On Positivity

I am tired of being positive. Am I allowed to say that? Am I allowed to say that I am so tired of being positive? We live in a culture that reveres positivity. We live in a culture that reveres silver linings. We live in an “everything happens for a reason” culture. We live an “it will all be worth it in the end” culture. We live in a “the lessons learned from the experience make it worth it” culture.

I have a lot to be grateful for. I have so much to be grateful for. But I am not grateful for his abuse. I am not grateful for those lessons. I am not grateful for knowing true sadness. I am not grateful for knowing the human capacity for cruelty. I am not grateful for losing the love I gave to someone who couldn’t reciprocate. I am not grateful that I offered my love into this world–this marriage–with the belief that love put into the world comes back to the giver. My love did not come back to me. It did not come back to me. That love is gone.

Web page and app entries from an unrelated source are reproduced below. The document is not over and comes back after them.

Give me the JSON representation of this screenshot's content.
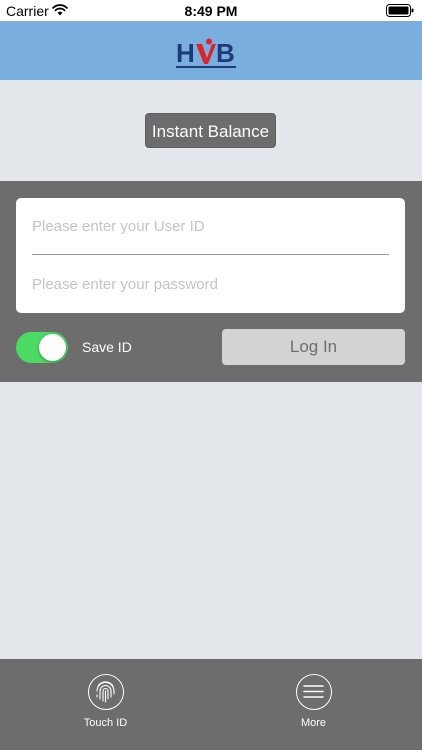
{
  "status_bar": {
    "carrier": "Carrier",
    "time": "8:49 PM",
    "wifi_icon": "wifi-icon",
    "battery_icon": "battery-icon"
  },
  "header": {
    "logo_text": "HVB",
    "logo_colors": {
      "navy": "#1f3a7a",
      "red": "#d9242b"
    },
    "background": "#7aaedc"
  },
  "instant_balance": {
    "label": "Instant Balance"
  },
  "login": {
    "user_id": {
      "value": "",
      "placeholder": "Please enter your User ID"
    },
    "password": {
      "value": "",
      "placeholder": "Please enter your password"
    },
    "save_id": {
      "label": "Save ID",
      "on": true,
      "color": "#4cd964"
    },
    "login_button": "Log In"
  },
  "tab_bar": {
    "items": [
      {
        "label": "Touch ID",
        "icon": "fingerprint-icon"
      },
      {
        "label": "More",
        "icon": "menu-icon"
      }
    ]
  }
}
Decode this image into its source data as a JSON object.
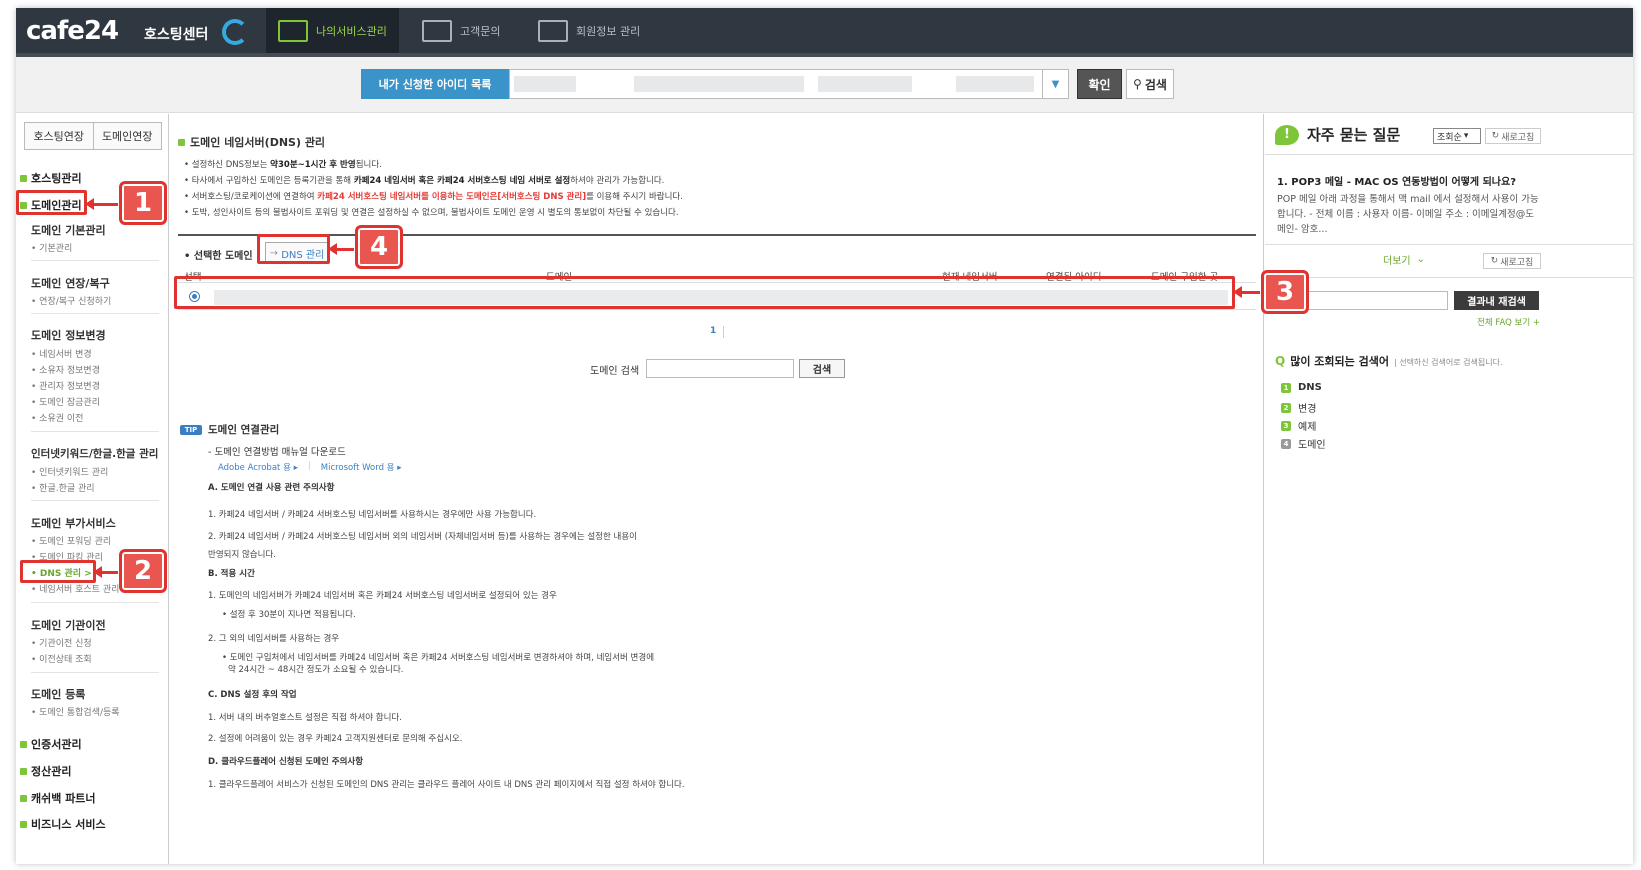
{
  "header": {
    "logo": "cafe24",
    "logo_sub": "호스팅센터",
    "tabs": [
      {
        "label": "나의서비스관리",
        "active": true
      },
      {
        "label": "고객문의",
        "active": false
      },
      {
        "label": "회원정보 관리",
        "active": false
      }
    ]
  },
  "searchbar": {
    "id_list_label": "내가 신청한 아이디 목록",
    "confirm_label": "확인",
    "search_label": "검색"
  },
  "sidebar": {
    "ext_tabs": [
      "호스팅연장",
      "도메인연장"
    ],
    "main_items": [
      "호스팅관리",
      "도메인관리",
      "인증서관리",
      "정산관리",
      "캐쉬백 파트너",
      "비즈니스 서비스"
    ],
    "groups": [
      {
        "title": "도메인 기본관리",
        "items": [
          "기본관리"
        ]
      },
      {
        "title": "도메인 연장/복구",
        "items": [
          "연장/복구 신청하기"
        ]
      },
      {
        "title": "도메인 정보변경",
        "items": [
          "네임서버 변경",
          "소유자 정보변경",
          "관리자 정보변경",
          "도메인 잠금관리",
          "소유권 이전"
        ]
      },
      {
        "title": "인터넷키워드/한글.한글 관리",
        "items": [
          "인터넷키워드 관리",
          "한글.한글 관리"
        ]
      },
      {
        "title": "도메인 부가서비스",
        "items": [
          "도메인 포워딩 관리",
          "도메인 파킹 관리",
          "DNS 관리 >",
          "네임서버 호스트 관리"
        ]
      },
      {
        "title": "도메인 기관이전",
        "items": [
          "기관이전 신청",
          "이전상태 조회"
        ]
      },
      {
        "title": "도메인 등록",
        "items": [
          "도메인 통합검색/등록"
        ]
      }
    ]
  },
  "main": {
    "title": "도메인 네임서버(DNS) 관리",
    "notes": [
      {
        "parts": [
          {
            "t": "설정하신 DNS정보는 "
          },
          {
            "t": "약30분~1시간 후 반영",
            "b": true
          },
          {
            "t": "됩니다."
          }
        ]
      },
      {
        "parts": [
          {
            "t": "타사에서 구입하신 도메인은 등록기관을 통해 "
          },
          {
            "t": "카페24 네임서버 혹은 카페24 서버호스팅 네임 서버로 설정",
            "b": true
          },
          {
            "t": "하셔야 관리가 가능합니다."
          }
        ]
      },
      {
        "parts": [
          {
            "t": "서버호스팅/코로케이션에 연결하여 "
          },
          {
            "t": "카페24 서버호스팅 네임서버를 이용하는 도메인은[서버호스팅 DNS 관리]",
            "r": true
          },
          {
            "t": "를 이용해 주시기 바랍니다."
          }
        ]
      },
      {
        "parts": [
          {
            "t": "도박, 성인사이트 등의 불법사이트 포워딩 및 연결은 설정하실 수 없으며, 불법사이트 도메인 운영 시 별도의 통보없이 차단될 수 있습니다."
          }
        ]
      }
    ],
    "selected_domain_label": "선택한 도메인",
    "dns_button_label": "DNS 관리",
    "table_headers": [
      "선택",
      "도메인",
      "현재 네임서버",
      "연결된 아이디",
      "도메인 구입한 곳"
    ],
    "page_number": "1",
    "domain_search_label": "도메인 검색",
    "domain_search_button": "검색",
    "tip": {
      "badge": "TIP",
      "title": "도메인 연결관리",
      "manual": "- 도메인 연결방법 매뉴얼 다운로드",
      "links": [
        "Adobe Acrobat 용 ▸",
        "Microsoft Word 용 ▸"
      ],
      "lines": [
        {
          "text": "A. 도메인 연결 사용 관련 주의사항",
          "h": true
        },
        {
          "text": "1. 카페24 네임서버 / 카페24 서버호스팅 네임서버를 사용하시는 경우에만 사용 가능합니다."
        },
        {
          "text": "2. 카페24 네임서버 / 카페24 서버호스팅 네임서버 외의 네임서버 (자체네임서버 등)를 사용하는 경우에는 설정한 내용이"
        },
        {
          "text": "반영되지 않습니다."
        },
        {
          "text": "B. 적용 시간",
          "h": true
        },
        {
          "text": "1. 도메인의 네임서버가 카페24 네임서버 혹은 카페24 서버호스팅 네임서버로 설정되어 있는 경우"
        },
        {
          "text": "• 설정 후 30분이 지나면 적용됩니다.",
          "indent": true
        },
        {
          "text": "2. 그 외의 네임서버를 사용하는 경우"
        },
        {
          "text": "• 도메인 구입처에서 네임서버를 카페24 네임서버 혹은 카페24 서버호스팅 네임서버로 변경하셔야 하며, 네임서버 변경에",
          "indent": true
        },
        {
          "text": "약 24시간 ~ 48시간 정도가 소요될 수 있습니다.",
          "indent2": true
        },
        {
          "text": "C. DNS 설정 후의 작업",
          "h": true
        },
        {
          "text": "1. 서버 내의 버추얼호스트 설정은 직접 하셔야 합니다."
        },
        {
          "text": "2. 설정에 어려움이 있는 경우 카페24 고객지원센터로 문의해 주십시오."
        },
        {
          "text": "D. 클라우드플레어 신청된 도메인 주의사항",
          "h": true
        },
        {
          "text": "1. 클라우드플레어 서비스가 신청된 도메인의 DNS 관리는 클라우드 플레어 사이트 내 DNS 관리 페이지에서 직접 설정 하셔야 합니다."
        }
      ]
    }
  },
  "right": {
    "faq_title": "자주 묻는 질문",
    "sort_label": "조회순",
    "refresh_label": "새로고침",
    "faq_question": "1. POP3 메일 - MAC OS 연동방법이 어떻게 되나요?",
    "faq_answer": "POP 메일 아래 과정을 통해서 맥 mail 에서 설정해서 사용이 가능합니다. - 전체 이름 : 사용자 이름- 이메일 주소 : 이메일계정@도메인- 암호...",
    "more_label": "더보기",
    "result_search_button": "결과내 재검색",
    "faq_all_link": "전체 FAQ 보기 +",
    "popular_title": "많이 조회되는 검색어",
    "popular_note": "선택하신 검색어로 검색됩니다.",
    "popular_terms": [
      "DNS",
      "변경",
      "예제",
      "도메인"
    ]
  },
  "annotations": [
    "1",
    "2",
    "3",
    "4"
  ]
}
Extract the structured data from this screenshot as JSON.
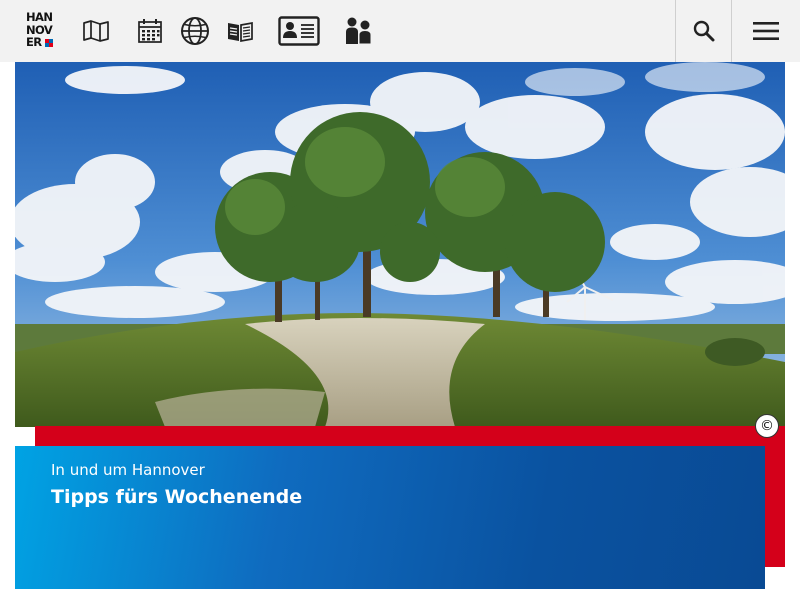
{
  "logo": {
    "line1": "HAN",
    "line2": "NOV",
    "line3": "ER"
  },
  "nav": [
    {
      "id": "map",
      "icon": "map-icon"
    },
    {
      "id": "calendar",
      "icon": "calendar-icon"
    },
    {
      "id": "globe",
      "icon": "globe-icon"
    },
    {
      "id": "book",
      "icon": "book-icon"
    },
    {
      "id": "contact",
      "icon": "id-card-icon"
    },
    {
      "id": "people",
      "icon": "people-icon"
    }
  ],
  "header": {
    "search_icon": "search-icon",
    "menu_icon": "hamburger-menu-icon"
  },
  "hero": {
    "copyright_symbol": "©"
  },
  "teaser": {
    "kicker": "In und um Hannover",
    "headline": "Tipps fürs Wochenende"
  },
  "colors": {
    "accent_red": "#d4001a",
    "accent_blue": "#0a52a0",
    "light_blue": "#00a3e4",
    "header_bg": "#f2f2f2"
  }
}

I was in my MFA program when Caleb’s abuse began to escalate. It was the most desperate and heartbreaking period of my life, but it was also a really wonderful time. I have learned that life is complicated in that way. During this time, I became very close with my thesis adviser. I had heard stories of how he made people cry with his criticism in workshop. I had heard that he was blunt and ruthless. Entering the program was terrifying. And then, he was a tough critic. He was. But his criticism was astute. It made my writing better. It made me better. His criticism is his greatest generosity and comes from a place of absolute compassion. He was a light in the midst of all that darkness. And he taught me that men can have integrity, can be calm, can be stable, and can be supportive. I placed a lot of my value in earning his approval. And I did earn his approval.

But I am always placing my value in other people’s approval. It is difficult to find approval from within.

Around the same time that I left Caleb, the brother of two friends, who also went to my MFA, committed suicide. After I left Morgantown, another writer from my program was in an abusive relationship. A friend told me that my mentor had said “It’s another sad story.” By then, he had seen so many of them.

I didn’t want to be a sad story.

I am just another sad story.

And my mentor has been on my mind lately, so I sent him a long email today. I have felt guilty for not visiting Morgantown. I have felt guilty for not finding the time to see him. I explained that Morgantown is full of painful memories for me, that it is very difficult for me to motivate myself to go there, even though people I care about are there. I told him that I was in a Giant Eagle recently, and that once inside, I realized the last time I had been in a Giant Eagle was with Caleb, that the realization nearly brought me to tears in the middle of the grocery store. I told him that I don’t love easily or lightly.

And then I worried that I was being a “sad story.” I felt the need to try and find something “positive” in my circumstances, some kind of silver lining, but I also knew that he would be okay with my sad story. And he responded immediately with a short message that he is in Port Townsend, and he attached a picture of his wife on the beach, and it was lovely. I knew that he was telling me (without telling me) that he had read my sad story, and that he cared, even though he couldn’t respond in the moment.

And those are the relationships I treasure.

I do not treasure the relationships with people who expect me to always be positive. I do not treasure Caleb’s friend who wrote to me that maybe, in time, I would learn to identify “my triggers” as though I had somehow brought the abuse on myself. She is one of those people who is overly attached to the positivity movement. She is one of those people who is always posting inspirational quotes, who is always “love and light” and “blessed.”

Can I be honest? I think the positivity movement enables abusers. The truth is that I am a positive person. I wouldn’t have stayed with a man who beat me if I wasn’t positive, if I couldn’t see silver linings, if I didn’t feel that there would be rewards at the end of hardship. And while I was married to Caleb, I read a lot of self-help books. I read the book Feeling Good: The New Mood Therapy that claimed that, by simply choosing to feel good, I could be happier. I read the book Feeling Good Together about how to apply those practices in my marriage. I read the books The Power of Now and A New Earth about living in the moment. I learned lessons from all of those books, but I turned to those books out of desperation. I turned to those books trying to fix something within myself that was not broken. It was Caleb who was broken, but I was trying to fix myself, and that is a classic abuse dynamic.

I cannot always be positive. I am often very positive. There are many days that are full of light, but there is still a lot of darkness.

I recently spoke at West Texas A & M about my story. It was a very moving experience. There was a young woman in the audience who kept crying and taking notes. There were other young women who cried also. I knew that my story was resonating. I am not happy that they cried, but they should cry if they have survived what I have survived. We are allowed to cry. One of the young women asked me how long it had taken me to heal. I didn’t want to mislead her. “Believe me,” I said. “I am not healed. I am still wading through this.”

But I could tell that she needed more than that, so I went on to say that, even though I’m not healed, I’m much better, that I don’t think of him every day, that I don’t hurt every day, and that my life is better than I ever dreamed it could be. None of that was a lie. None of that was forced positivity. I am so grateful for the opportunity to share my story, to make a difference, to feel that I have found purpose that comes from great pain. I am grateful for all of that. But I am not grateful for his abuse. I won’t give him that credit.